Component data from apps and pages
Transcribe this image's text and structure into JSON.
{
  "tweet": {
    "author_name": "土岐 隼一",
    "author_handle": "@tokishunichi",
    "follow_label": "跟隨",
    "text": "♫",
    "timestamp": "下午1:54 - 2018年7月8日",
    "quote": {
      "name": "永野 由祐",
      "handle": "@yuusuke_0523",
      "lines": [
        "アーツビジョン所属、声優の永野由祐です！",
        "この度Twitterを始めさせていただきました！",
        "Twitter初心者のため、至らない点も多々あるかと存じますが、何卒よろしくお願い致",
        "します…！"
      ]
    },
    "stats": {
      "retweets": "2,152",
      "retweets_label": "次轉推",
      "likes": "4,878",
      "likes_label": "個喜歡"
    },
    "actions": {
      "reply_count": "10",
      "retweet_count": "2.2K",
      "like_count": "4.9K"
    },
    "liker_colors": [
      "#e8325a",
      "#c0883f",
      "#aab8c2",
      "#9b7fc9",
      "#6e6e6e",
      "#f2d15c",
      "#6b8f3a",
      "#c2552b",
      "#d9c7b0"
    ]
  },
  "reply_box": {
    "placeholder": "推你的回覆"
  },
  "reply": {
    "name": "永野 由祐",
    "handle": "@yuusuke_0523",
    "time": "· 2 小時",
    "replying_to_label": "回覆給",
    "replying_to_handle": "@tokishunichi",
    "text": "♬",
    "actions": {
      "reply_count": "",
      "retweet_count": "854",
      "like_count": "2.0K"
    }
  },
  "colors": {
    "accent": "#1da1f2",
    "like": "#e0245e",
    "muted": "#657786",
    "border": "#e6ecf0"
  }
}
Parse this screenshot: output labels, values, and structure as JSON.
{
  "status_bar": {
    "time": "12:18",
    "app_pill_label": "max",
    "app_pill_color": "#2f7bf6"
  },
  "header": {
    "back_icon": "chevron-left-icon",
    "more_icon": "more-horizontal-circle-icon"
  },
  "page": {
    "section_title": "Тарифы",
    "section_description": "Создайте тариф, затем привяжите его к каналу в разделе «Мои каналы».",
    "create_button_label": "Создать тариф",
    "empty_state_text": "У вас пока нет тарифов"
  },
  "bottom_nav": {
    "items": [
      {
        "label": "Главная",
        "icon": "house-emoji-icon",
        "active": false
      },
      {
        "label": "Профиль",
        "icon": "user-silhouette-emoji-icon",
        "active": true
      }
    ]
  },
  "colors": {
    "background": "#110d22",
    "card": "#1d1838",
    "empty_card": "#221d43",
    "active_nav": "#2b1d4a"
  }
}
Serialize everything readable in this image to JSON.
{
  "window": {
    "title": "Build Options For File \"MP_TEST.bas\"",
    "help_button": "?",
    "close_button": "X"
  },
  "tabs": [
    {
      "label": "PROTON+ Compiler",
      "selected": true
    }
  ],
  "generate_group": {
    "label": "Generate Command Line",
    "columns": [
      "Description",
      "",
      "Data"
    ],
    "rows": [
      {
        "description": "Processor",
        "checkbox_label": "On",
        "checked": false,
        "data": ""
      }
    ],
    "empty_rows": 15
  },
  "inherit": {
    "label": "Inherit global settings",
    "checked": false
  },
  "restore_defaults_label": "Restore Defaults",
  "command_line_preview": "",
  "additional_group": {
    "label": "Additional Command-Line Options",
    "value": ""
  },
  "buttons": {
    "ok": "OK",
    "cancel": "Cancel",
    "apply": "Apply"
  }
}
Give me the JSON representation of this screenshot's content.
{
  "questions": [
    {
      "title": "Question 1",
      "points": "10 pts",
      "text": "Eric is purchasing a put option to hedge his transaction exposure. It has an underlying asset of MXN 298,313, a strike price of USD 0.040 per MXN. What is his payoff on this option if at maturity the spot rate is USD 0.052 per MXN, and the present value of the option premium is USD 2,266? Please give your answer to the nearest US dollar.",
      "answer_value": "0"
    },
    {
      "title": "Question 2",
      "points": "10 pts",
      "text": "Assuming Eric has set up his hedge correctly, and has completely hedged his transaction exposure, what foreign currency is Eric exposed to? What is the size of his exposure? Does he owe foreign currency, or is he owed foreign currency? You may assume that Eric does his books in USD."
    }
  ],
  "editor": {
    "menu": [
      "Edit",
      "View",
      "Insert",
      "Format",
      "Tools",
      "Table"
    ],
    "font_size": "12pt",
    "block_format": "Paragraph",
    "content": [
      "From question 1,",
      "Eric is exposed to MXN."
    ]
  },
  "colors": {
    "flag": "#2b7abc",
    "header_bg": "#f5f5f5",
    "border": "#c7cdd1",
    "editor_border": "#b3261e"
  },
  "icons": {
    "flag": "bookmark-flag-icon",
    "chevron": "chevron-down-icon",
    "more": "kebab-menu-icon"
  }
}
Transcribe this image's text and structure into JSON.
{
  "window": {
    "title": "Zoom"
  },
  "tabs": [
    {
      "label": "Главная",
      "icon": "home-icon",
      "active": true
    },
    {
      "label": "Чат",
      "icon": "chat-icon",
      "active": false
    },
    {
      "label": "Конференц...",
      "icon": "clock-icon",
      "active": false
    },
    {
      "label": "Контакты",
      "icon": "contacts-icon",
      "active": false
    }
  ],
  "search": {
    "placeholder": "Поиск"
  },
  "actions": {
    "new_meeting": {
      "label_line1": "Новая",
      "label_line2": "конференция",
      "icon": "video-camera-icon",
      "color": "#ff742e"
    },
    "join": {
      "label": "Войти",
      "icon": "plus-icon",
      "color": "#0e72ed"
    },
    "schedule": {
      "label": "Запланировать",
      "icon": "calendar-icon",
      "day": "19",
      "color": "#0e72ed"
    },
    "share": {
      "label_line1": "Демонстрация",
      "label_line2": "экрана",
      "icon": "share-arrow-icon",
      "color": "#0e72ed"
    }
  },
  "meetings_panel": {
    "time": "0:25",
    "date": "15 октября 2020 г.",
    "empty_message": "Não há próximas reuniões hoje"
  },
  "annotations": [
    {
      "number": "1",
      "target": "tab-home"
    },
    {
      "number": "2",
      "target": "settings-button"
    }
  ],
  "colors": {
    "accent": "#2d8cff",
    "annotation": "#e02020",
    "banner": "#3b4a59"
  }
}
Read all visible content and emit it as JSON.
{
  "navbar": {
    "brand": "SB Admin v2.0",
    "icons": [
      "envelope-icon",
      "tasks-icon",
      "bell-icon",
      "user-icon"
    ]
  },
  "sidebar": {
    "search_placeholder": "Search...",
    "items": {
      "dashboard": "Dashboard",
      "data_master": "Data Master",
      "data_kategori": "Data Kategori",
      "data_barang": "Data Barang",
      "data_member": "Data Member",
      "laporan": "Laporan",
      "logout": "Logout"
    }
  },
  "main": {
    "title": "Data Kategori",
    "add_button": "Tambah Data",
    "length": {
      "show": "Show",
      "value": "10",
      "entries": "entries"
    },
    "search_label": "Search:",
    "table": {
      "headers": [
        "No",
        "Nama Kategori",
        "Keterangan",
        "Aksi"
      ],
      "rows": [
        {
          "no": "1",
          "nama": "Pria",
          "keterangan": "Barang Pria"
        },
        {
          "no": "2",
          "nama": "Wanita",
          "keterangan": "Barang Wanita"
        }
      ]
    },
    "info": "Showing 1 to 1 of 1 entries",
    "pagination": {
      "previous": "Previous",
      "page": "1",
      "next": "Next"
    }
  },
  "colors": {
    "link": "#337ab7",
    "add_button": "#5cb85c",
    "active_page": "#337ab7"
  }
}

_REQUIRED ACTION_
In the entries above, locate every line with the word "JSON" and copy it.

_ANSWER SECTION_
Transcribe this image's text and structure into JSON.
Parse this screenshot: output labels, values, and structure as JSON.
Serialize everything readable in this image to JSON.
Give me the JSON representation of this screenshot's content.
Transcribe this image's text and structure into JSON.
Read all visible content and emit it as JSON.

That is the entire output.